**Requirement**
Search the data for the string "Also", and report each line where it is found.

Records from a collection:
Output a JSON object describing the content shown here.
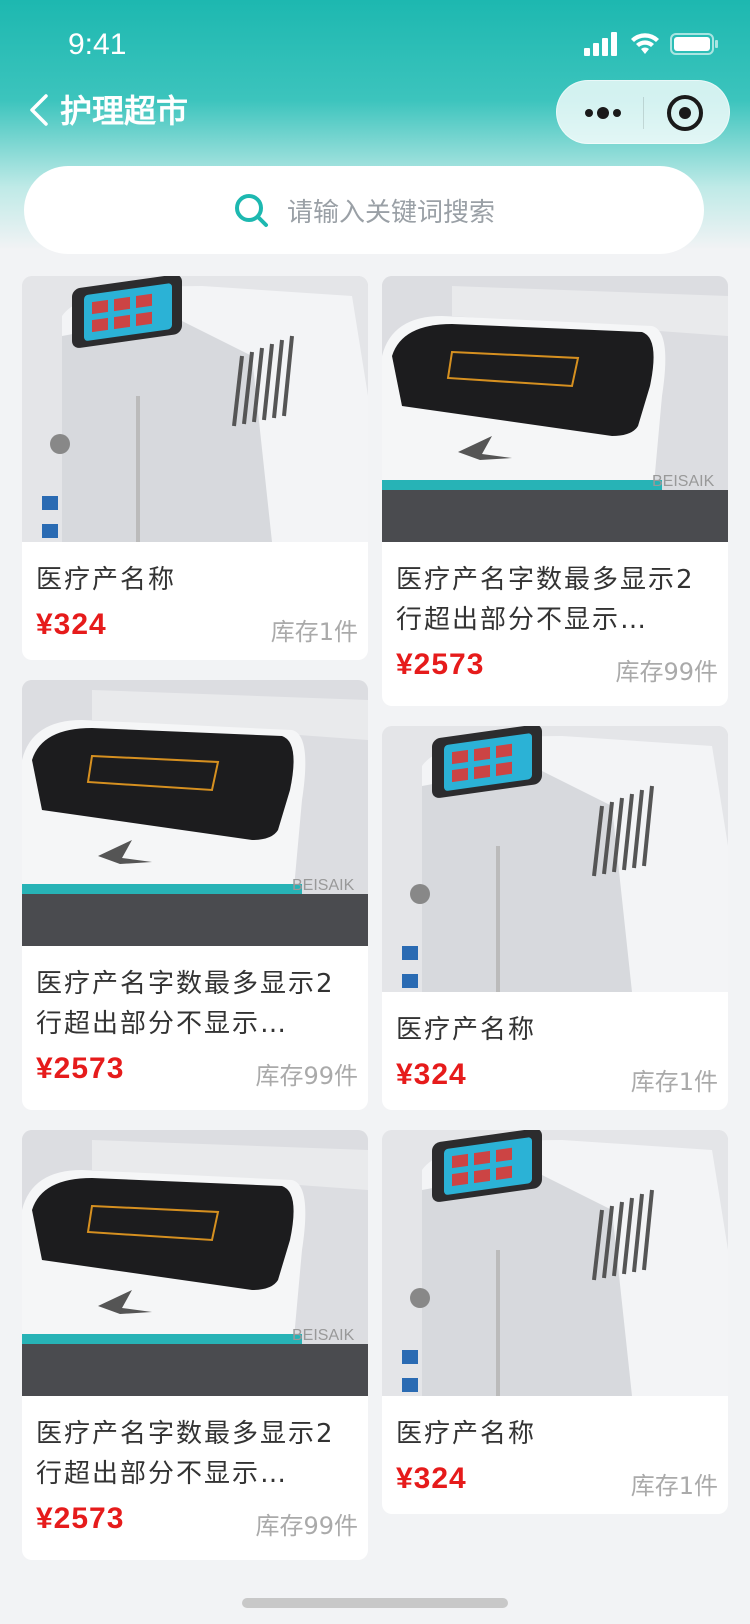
{
  "status": {
    "time": "9:41"
  },
  "nav": {
    "title": "护理超市"
  },
  "search": {
    "placeholder": "请输入关键词搜索"
  },
  "colors": {
    "primary": "#1db8b0",
    "price": "#e61b1b"
  },
  "products": [
    {
      "name": "医疗产名称",
      "price": "¥324",
      "stock": "库存1件",
      "image": "touchscreen-machine"
    },
    {
      "name": "医疗产名字数最多显示2行超出部分不显示…",
      "price": "¥2573",
      "stock": "库存99件",
      "image": "beisaik-machine"
    },
    {
      "name": "医疗产名字数最多显示2行超出部分不显示…",
      "price": "¥2573",
      "stock": "库存99件",
      "image": "beisaik-machine"
    },
    {
      "name": "医疗产名称",
      "price": "¥324",
      "stock": "库存1件",
      "image": "touchscreen-machine"
    },
    {
      "name": "医疗产名字数最多显示2行超出部分不显示…",
      "price": "¥2573",
      "stock": "库存99件",
      "image": "beisaik-machine"
    },
    {
      "name": "医疗产名称",
      "price": "¥324",
      "stock": "库存1件",
      "image": "touchscreen-machine"
    }
  ],
  "brand_text": "BEISAIK"
}
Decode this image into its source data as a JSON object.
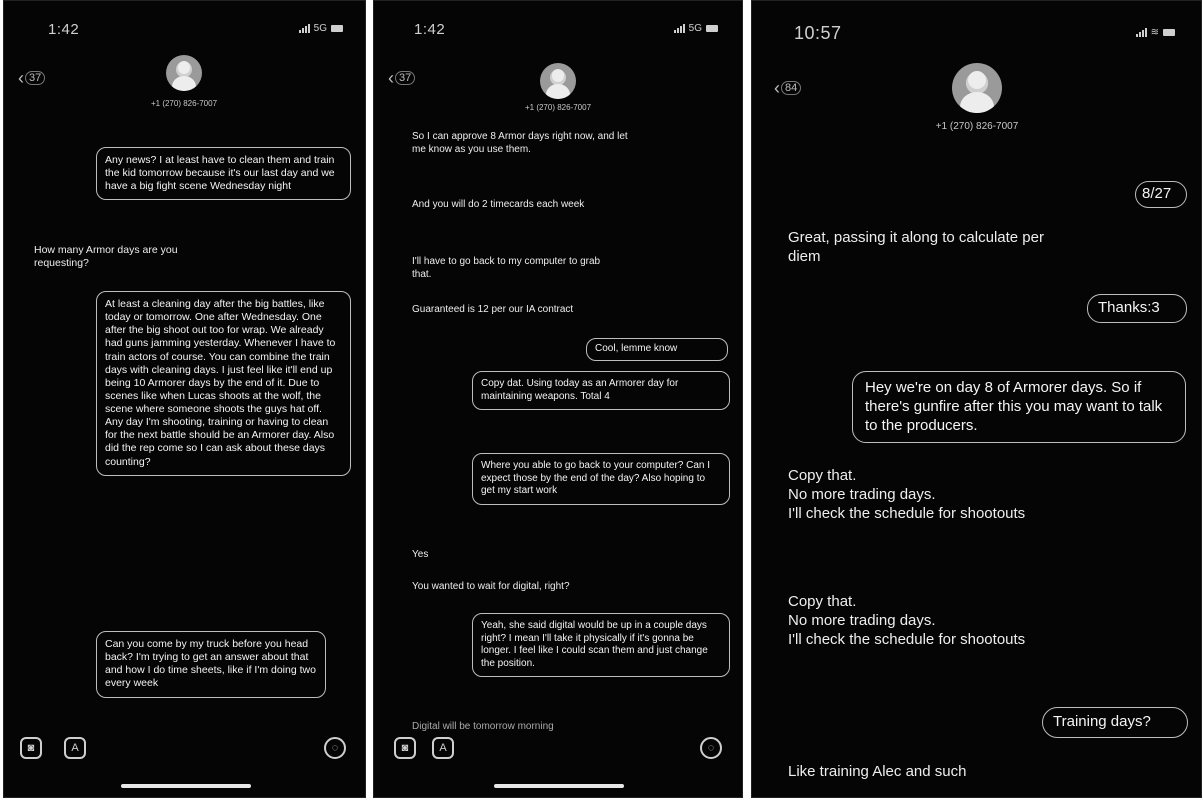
{
  "panels": [
    {
      "status_time": "1:42",
      "status_net": "5G",
      "back_label": "37",
      "contact_phone": "+1 (270) 826-7007",
      "messages": [
        {
          "type": "outgoing",
          "text": "Any news? I at least have to clean them and train the kid tomorrow because it's our last day and we have a big fight scene Wednesday night"
        },
        {
          "type": "incoming",
          "text": "How many Armor days are you requesting?"
        },
        {
          "type": "outgoing",
          "text": "At least a cleaning day after the big battles, like today or tomorrow. One after Wednesday. One after the big shoot out too for wrap. We already had guns jamming yesterday. Whenever I have to train actors of course. You can combine the train days with cleaning days. I just feel like it'll end up being 10 Armorer days by the end of it. Due to scenes like when Lucas shoots at the wolf, the scene where someone shoots the guys hat off. Any day I'm shooting, training or having to clean for the next battle should be an Armorer day. Also did the rep come so I can ask about these days counting?"
        },
        {
          "type": "outgoing",
          "text": "Can you come by my truck before you head back? I'm trying to get an answer about that and how I do time sheets, like if I'm doing two every week"
        }
      ]
    },
    {
      "status_time": "1:42",
      "status_net": "5G",
      "back_label": "37",
      "contact_phone": "+1 (270) 826-7007",
      "messages": [
        {
          "type": "incoming",
          "text": "So I can approve 8 Armor days right now, and let me know as you use them."
        },
        {
          "type": "incoming",
          "text": "And you will do 2 timecards each week"
        },
        {
          "type": "incoming",
          "text": "I'll have to go back to my computer to grab that."
        },
        {
          "type": "incoming",
          "text": "Guaranteed is 12 per our IA contract"
        },
        {
          "type": "outgoing",
          "text": "Cool, lemme know"
        },
        {
          "type": "outgoing",
          "text": "Copy dat. Using today as an Armorer day for maintaining weapons. Total 4"
        },
        {
          "type": "outgoing",
          "text": "Where you able to go back to your computer? Can I expect those by the end of the day? Also hoping to get my start work"
        },
        {
          "type": "incoming",
          "text": "Yes"
        },
        {
          "type": "incoming",
          "text": "You wanted to wait for digital, right?"
        },
        {
          "type": "outgoing",
          "text": "Yeah, she said digital would be up in a couple days right? I mean I'll take it physically if it's gonna be longer. I feel like I could scan them and just change the position."
        },
        {
          "type": "incoming",
          "text": "Digital will be tomorrow morning"
        }
      ]
    },
    {
      "status_time": "10:57",
      "back_label": "84",
      "contact_phone": "+1 (270) 826-7007",
      "messages": [
        {
          "type": "outgoing",
          "text": "8/27"
        },
        {
          "type": "incoming",
          "text": "Great, passing it along to calculate per diem"
        },
        {
          "type": "outgoing",
          "text": "Thanks:3"
        },
        {
          "type": "outgoing",
          "text": "Hey we're on day 8 of Armorer days. So if there's gunfire after this you may want to talk to the producers."
        },
        {
          "type": "incoming",
          "text": "Copy that.\nNo more trading days.\nI'll check the schedule for shootouts"
        },
        {
          "type": "incoming",
          "text": "Copy that.\nNo more trading days.\nI'll check the schedule for shootouts"
        },
        {
          "type": "outgoing",
          "text": "Training days?"
        },
        {
          "type": "incoming",
          "text": "Like training Alec and such"
        }
      ]
    }
  ],
  "icons": {
    "camera": "camera-icon",
    "appstore": "app-store-icon",
    "audio": "audio-icon",
    "back": "chevron-left-icon"
  },
  "colors": {
    "background": "#050505",
    "bubble_border": "#bdbdbd",
    "text": "#f2f2f2"
  }
}
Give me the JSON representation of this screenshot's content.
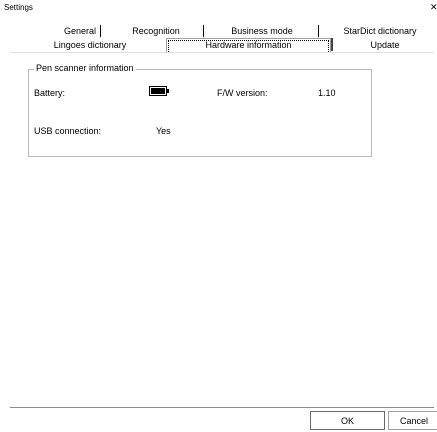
{
  "window": {
    "title": "Settings",
    "close_glyph": "✕"
  },
  "tabs": {
    "row1": [
      "General",
      "Recognition",
      "Business mode",
      "StarDict dictionary"
    ],
    "row2": [
      "Lingoes dictionary",
      "Hardware information",
      "Update"
    ],
    "selected": "Hardware information"
  },
  "pen_scanner": {
    "group_title": "Pen scanner information",
    "battery_label": "Battery:",
    "battery_icon": "battery-full-icon",
    "battery_level": 1.0,
    "fw_label": "F/W version:",
    "fw_value": "1.10",
    "usb_label": "USB connection:",
    "usb_value": "Yes"
  },
  "buttons": {
    "ok": "OK",
    "cancel": "Cancel"
  },
  "colors": {
    "background": "#ffffff",
    "border": "#b8b8b8",
    "text": "#000000"
  }
}
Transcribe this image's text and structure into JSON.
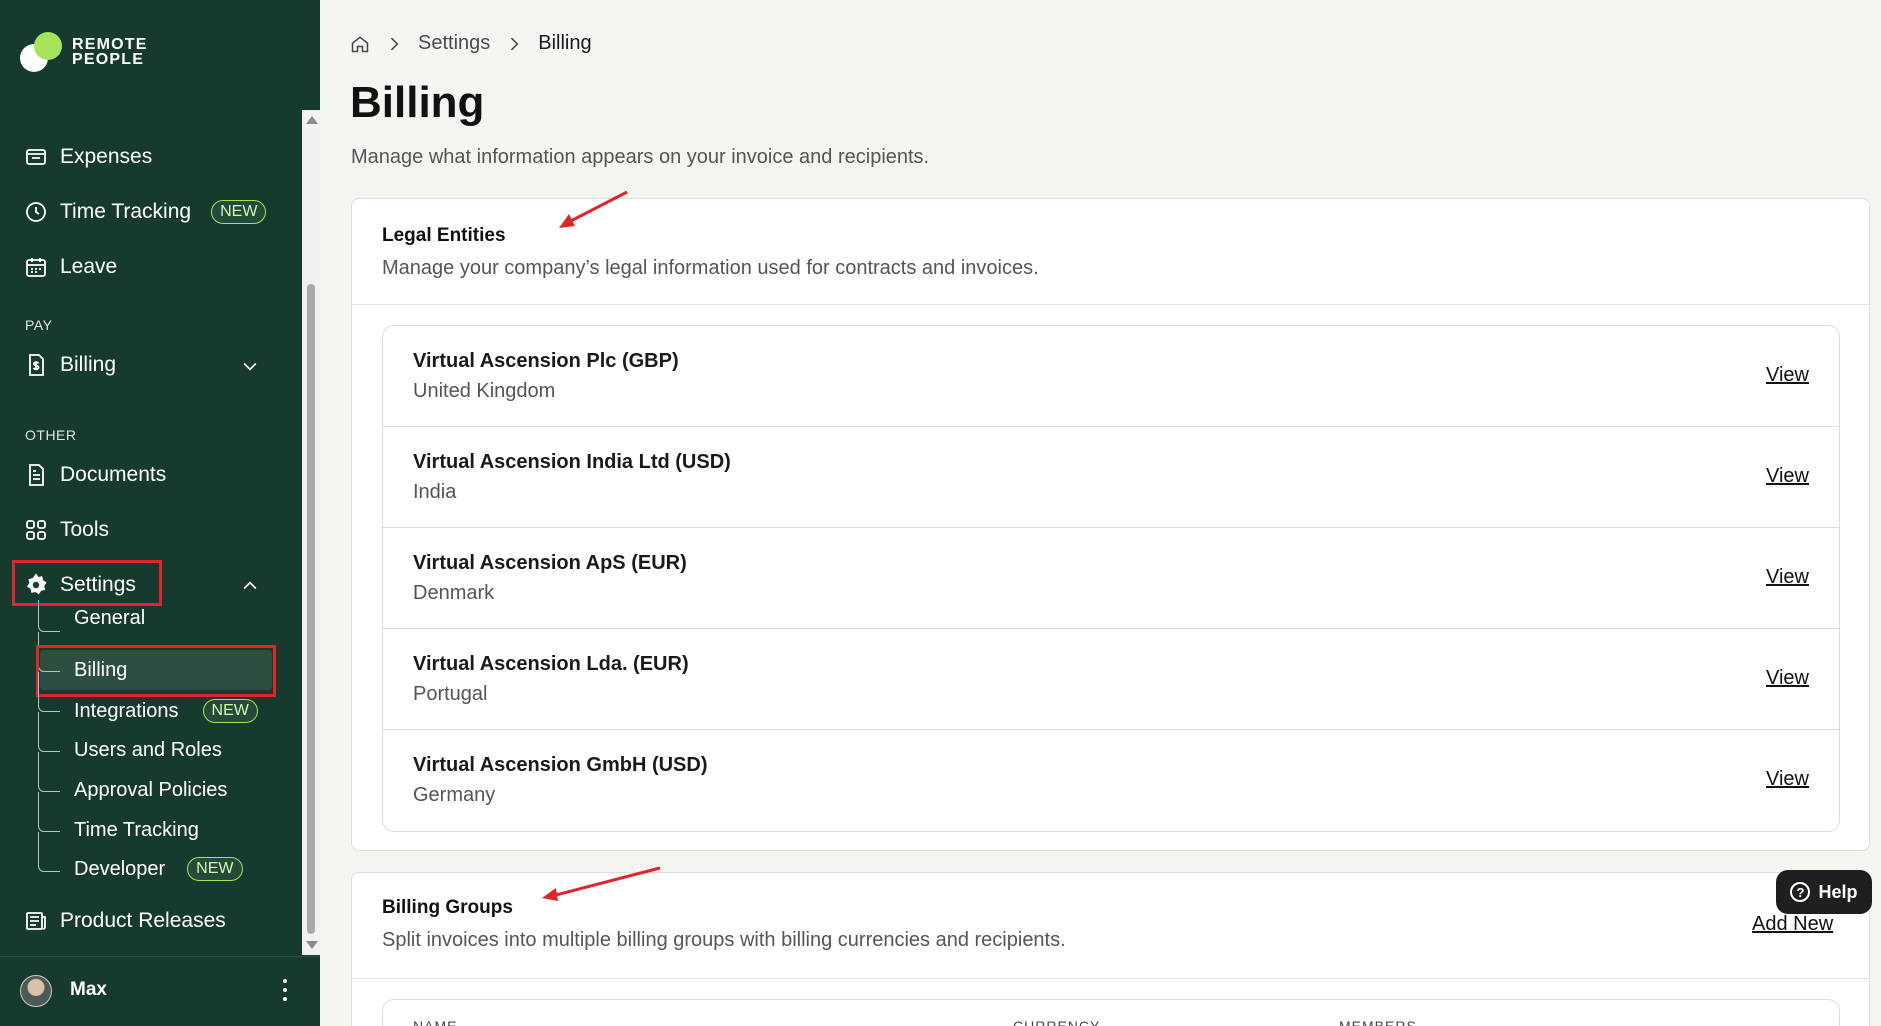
{
  "brand": {
    "line1": "REMOTE",
    "line2": "PEOPLE"
  },
  "sidebar": {
    "items": [
      {
        "label": "Expenses"
      },
      {
        "label": "Time Tracking",
        "badge": "NEW"
      },
      {
        "label": "Leave"
      }
    ],
    "pay_label": "PAY",
    "billing": {
      "label": "Billing"
    },
    "other_label": "OTHER",
    "other_items": [
      {
        "label": "Documents"
      },
      {
        "label": "Tools"
      }
    ],
    "settings": {
      "label": "Settings",
      "children": [
        {
          "label": "General"
        },
        {
          "label": "Billing"
        },
        {
          "label": "Integrations",
          "badge": "NEW"
        },
        {
          "label": "Users and Roles"
        },
        {
          "label": "Approval Policies"
        },
        {
          "label": "Time Tracking"
        },
        {
          "label": "Developer",
          "badge": "NEW"
        }
      ]
    },
    "product_releases": "Product Releases",
    "user": {
      "name": "Max"
    }
  },
  "breadcrumb": {
    "items": [
      "Settings",
      "Billing"
    ]
  },
  "page": {
    "title": "Billing",
    "subtitle": "Manage what information appears on your invoice and recipients."
  },
  "legal_entities": {
    "title": "Legal Entities",
    "description": "Manage your company’s legal information used for contracts and invoices.",
    "view_label": "View",
    "entities": [
      {
        "name": "Virtual Ascension Plc (GBP)",
        "country": "United Kingdom"
      },
      {
        "name": "Virtual Ascension India Ltd (USD)",
        "country": "India"
      },
      {
        "name": "Virtual Ascension ApS (EUR)",
        "country": "Denmark"
      },
      {
        "name": "Virtual Ascension Lda. (EUR)",
        "country": "Portugal"
      },
      {
        "name": "Virtual Ascension GmbH (USD)",
        "country": "Germany"
      }
    ]
  },
  "billing_groups": {
    "title": "Billing Groups",
    "description": "Split invoices into multiple billing groups with billing currencies and recipients.",
    "add_new": "Add New",
    "columns": [
      "NAME",
      "CURRENCY",
      "MEMBERS"
    ]
  },
  "help": {
    "label": "Help"
  },
  "colors": {
    "sidebar_bg": "#163a2e",
    "accent": "#a6e35a",
    "annotation_red": "#e0262b"
  }
}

**Exercise answer**
          "text": "At least a cleaning day after the big battles, like today or tomorrow. One after Wednesday. One after the big shoot out too for wrap. We already had guns jamming yesterday. Whenever I have to train actors of course. You can combine the train days with cleaning days. I just feel like it'll end up being 10 Armorer days by the end of it. Due to scenes like when Lucas shoots at the wolf, the scene where someone shoots the guys hat off. Any day I'm shooting, training or having to clean for the next battle should be an Armorer day. Also did the rep come so I can ask about these days counting?"
          "text": "Where you able to go back to your computer? Can I expect those by the end of the day? Also hoping to get my start work"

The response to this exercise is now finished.